At last I’ve found a common thread between three #BIT15Reads books (two books is easy). Veroni says that modern marketing has finally understood that being really disagreeable, can also make you memorable and he goes on to say that politicians have known this for years. Spin is such a great book to be reading at the same time as a national election is happening as it spins the motivation behind every political sentence right now.
The data in Christian Rudder’s Dataclysm agrees. Rudder is the co-founder of OkCupid, a major matchmaking site in the U.S., and his fascinating book explains what our data can tell us when we’re not looking. It also says that the most extreme answers often get the most attention either because they passionately disagree or maybe because they disagree passionately. I can certainly attest that the fact that a certain significant male in my life first drew my attention by NOT reading the required books in our common Canadian Children’s Literature class and then argued vehemently for issues that he had no basis for. (See? Still stirs me up.) According to Rudder, there are two polarizing questions to ask a potential mate:
- Do you like scary movies?
- Have you ever travelled alone to another country?
See what I mean? The answers to these questions move me immediately to that deal breaker clause…..or do they? Because what I most admire in other people is also what I am also looking to improve in myself.
So that’s the reason that I’m also currently reading (in audiobook) Nicholas Carr’s book The Glass Cage….because Carr makes me crazy. His hyperbolic style of using ancient history to prove a very modern point makes me feel nauseated and foolish. I say to myself: how could I not see this doomsday he speaks of coming? Our reliance on the machine has been centuries in the making. So despite my attraction for all things shiny and new, the archivist in me says: Yes, let’s slow down the automation and mindfully work to become more self-reliant. I hate Carr and his smug smile because his skepticism is irritatingly well-grounded and his arguments push back all of my knee-jerk impulses to forge blindly ahead.
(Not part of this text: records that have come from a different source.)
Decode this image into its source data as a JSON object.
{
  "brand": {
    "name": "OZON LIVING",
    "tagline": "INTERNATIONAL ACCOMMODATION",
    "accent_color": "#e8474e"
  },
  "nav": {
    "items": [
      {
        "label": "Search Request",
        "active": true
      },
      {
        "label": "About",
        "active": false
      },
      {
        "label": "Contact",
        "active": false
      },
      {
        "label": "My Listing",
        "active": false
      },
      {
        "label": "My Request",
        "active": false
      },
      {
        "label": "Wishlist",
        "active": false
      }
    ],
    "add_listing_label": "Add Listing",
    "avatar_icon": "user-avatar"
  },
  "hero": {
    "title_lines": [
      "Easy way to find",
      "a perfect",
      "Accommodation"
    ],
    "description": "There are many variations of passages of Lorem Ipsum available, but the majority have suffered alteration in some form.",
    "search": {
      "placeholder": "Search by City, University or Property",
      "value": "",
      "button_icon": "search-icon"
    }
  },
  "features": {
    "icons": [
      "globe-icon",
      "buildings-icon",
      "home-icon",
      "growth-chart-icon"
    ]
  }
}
On that note: please if you’re reading any one of the fabulous #BIT15Reads choices, it is time for us to whittle down our list by rating your reading. Please do so here in the long form version of “how many stars?” here: